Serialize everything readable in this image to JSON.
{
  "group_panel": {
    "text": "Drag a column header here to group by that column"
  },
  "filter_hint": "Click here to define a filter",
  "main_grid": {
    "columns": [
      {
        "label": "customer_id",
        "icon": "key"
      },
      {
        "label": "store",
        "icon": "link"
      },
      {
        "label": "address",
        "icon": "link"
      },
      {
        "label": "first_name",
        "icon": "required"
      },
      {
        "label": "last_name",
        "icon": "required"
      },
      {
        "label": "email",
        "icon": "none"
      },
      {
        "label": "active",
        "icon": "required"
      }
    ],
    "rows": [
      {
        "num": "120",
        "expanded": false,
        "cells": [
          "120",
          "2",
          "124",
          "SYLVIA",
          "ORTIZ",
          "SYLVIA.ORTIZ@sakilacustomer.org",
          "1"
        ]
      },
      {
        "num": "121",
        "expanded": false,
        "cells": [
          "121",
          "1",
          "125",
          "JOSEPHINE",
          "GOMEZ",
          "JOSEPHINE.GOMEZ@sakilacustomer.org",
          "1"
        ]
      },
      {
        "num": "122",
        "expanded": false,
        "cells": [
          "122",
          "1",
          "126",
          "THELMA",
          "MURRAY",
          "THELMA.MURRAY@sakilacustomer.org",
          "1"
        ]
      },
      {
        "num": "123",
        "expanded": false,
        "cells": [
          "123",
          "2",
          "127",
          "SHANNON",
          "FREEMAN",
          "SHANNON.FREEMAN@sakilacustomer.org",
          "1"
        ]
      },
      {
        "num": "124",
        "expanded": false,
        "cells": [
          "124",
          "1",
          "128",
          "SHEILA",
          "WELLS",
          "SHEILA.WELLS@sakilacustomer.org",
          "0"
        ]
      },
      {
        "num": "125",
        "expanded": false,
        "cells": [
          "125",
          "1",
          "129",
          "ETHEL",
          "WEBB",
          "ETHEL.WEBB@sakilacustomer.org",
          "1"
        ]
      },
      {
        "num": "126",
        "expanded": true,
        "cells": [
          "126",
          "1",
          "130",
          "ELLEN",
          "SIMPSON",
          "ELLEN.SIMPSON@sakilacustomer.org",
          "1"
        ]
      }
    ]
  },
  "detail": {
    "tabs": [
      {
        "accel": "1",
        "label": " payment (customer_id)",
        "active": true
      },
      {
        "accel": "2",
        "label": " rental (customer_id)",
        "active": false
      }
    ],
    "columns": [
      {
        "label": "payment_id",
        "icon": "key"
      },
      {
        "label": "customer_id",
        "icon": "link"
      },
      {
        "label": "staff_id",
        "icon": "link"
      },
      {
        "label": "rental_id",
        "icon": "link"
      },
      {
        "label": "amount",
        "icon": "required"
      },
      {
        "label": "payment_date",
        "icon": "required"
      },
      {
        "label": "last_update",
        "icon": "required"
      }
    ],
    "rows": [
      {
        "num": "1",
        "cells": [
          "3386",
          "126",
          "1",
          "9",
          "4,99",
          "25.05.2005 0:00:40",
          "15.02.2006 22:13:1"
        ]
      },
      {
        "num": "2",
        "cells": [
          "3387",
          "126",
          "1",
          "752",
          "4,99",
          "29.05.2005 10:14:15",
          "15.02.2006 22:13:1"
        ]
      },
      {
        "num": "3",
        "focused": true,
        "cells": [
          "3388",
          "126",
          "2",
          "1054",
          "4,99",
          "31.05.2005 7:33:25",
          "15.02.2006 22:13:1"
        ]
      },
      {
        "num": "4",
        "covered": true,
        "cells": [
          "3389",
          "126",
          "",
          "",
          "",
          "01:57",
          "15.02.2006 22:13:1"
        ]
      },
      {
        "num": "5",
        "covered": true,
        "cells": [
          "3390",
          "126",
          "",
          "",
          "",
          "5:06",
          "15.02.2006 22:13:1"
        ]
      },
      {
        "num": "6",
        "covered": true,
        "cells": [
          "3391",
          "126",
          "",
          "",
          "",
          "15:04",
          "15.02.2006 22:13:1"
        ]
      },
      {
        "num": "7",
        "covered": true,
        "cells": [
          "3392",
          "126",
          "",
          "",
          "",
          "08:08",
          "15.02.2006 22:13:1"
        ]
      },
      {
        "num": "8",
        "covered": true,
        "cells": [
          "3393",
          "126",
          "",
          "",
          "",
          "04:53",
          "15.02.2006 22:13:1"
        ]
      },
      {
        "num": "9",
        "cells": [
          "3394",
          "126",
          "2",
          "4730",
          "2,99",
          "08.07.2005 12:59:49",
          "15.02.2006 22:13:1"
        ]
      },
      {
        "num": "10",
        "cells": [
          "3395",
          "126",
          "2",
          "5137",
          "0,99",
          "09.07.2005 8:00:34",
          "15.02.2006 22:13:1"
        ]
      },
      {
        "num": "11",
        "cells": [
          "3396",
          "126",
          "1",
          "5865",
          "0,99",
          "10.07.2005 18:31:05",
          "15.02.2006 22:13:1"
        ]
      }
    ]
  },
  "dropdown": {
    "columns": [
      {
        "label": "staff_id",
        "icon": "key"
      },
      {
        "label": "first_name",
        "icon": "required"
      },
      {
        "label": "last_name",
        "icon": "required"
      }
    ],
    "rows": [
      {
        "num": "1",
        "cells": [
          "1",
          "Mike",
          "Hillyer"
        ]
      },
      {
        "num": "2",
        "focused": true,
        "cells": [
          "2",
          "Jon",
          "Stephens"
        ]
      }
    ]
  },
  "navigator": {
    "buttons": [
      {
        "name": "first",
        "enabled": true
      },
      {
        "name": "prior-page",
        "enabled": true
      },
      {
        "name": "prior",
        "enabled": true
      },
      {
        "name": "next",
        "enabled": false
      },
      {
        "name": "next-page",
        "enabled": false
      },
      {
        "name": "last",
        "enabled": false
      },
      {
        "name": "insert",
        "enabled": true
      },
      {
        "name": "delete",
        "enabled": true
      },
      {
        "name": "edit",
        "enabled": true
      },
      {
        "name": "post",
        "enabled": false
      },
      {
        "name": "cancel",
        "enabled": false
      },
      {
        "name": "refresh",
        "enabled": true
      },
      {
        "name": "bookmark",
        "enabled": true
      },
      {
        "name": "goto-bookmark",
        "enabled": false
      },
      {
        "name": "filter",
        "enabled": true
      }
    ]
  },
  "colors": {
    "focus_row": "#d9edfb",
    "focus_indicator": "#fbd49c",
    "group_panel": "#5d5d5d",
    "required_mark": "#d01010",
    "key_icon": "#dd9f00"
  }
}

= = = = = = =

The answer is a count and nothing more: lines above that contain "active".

3